Part-time Instructor

Law, Faculty of

Room 301F

1 506 453 4669

Research interests

  • miscarriages of justice in the bail system
  • wrongful convictions
  • ethics and professional conduct
  • prison reform


Born and raised in New Brunswick, Nathan attended Saint Francis Xavier University for his undergraduate studies. He subsequently studied law at Queen’s University, where he received various awards. These included the CIAU Academic All-Canadian for academic excellence while playing varsity football with the Queen’s Golden Gaels, and the Bayne Sellar Boxall Award for the highest overall standing in criminal law courses among his graduating class.

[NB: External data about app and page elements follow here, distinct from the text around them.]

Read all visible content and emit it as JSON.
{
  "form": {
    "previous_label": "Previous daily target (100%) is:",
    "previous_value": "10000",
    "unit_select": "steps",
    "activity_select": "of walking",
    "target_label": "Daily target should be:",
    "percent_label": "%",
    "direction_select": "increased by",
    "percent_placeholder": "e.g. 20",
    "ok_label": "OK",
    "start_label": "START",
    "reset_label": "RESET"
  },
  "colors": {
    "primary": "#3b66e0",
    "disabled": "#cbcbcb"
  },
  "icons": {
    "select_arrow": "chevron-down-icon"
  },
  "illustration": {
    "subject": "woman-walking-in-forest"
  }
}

In 2004, Nathan was called to the Ontario bar and began working at Pinkofskys Criminal Trial and Appeal lawyers in Toronto. He became a partner with the firm in 2005, and, five years later, helped establish the firm under a new name, Rusonik, O’Connor, Robbins, Ross, Gorham & Angelini LLP. Nathan is a member of both the Ontario and New Brunswick Bars and has appeared at all levels of court in Ontario and New Brunswick as well as the Supreme Court of Canada and the Federal Court of Canada.

In 2015, Nathan obtained his Master of Laws from the University of Toronto, where continues to study as a Doctorate of Juridical Science candidate. His dissertation examines miscarriages of justice in the Canadian bail system.

Nathan is also the Head Coach of the UNB Saint John Seawolves football team.

Courses taught

  • LAW2313 Legal Ethics & Professional Responsibility
  • LAW4043 Prosecution & Defense of Homicide

Selected publications

“Discerning Myths from Probative Evidence: The Ethical Role of Defence Counsel in Sexual Assault Cases” (2017) 38:2 For the Defence, 6–13.

“Schmaltz: The Need for Caution when Limiting Relevant Defence Cross-Examination in Sexual Assault Cases” (2015) 17 Criminal Reports (7th) 312–318.

“Police Discretion, Racial Profiling and Articulable Cause” (2004) 49 Criminal Law Quarterly 50–68.

“Eight Plus Twenty-Four-Two Equals Zero-Point-Five” (2003) 6 Criminal Reports (6th) 257–271.

“The Effects of Shropshire on Parole Ineligibility for Second Degree Murder” (2002) 1 Criminal Reports (6th) 324–341.

“Regan: The Residual Category of Abuse of Process Continues to Shrink” (2002) 49 Criminal Reports (5th) 87–94.

Twitter doesn’t do the Ghomeshi trial justice. There is a better alternative.” (2 February 2016) The Globe and Mail online.

How to stop the police from lying” (5 May 2015) The Toronto Star online.

The Courts did not side with the criminals” (22 April 2015) The National Post online.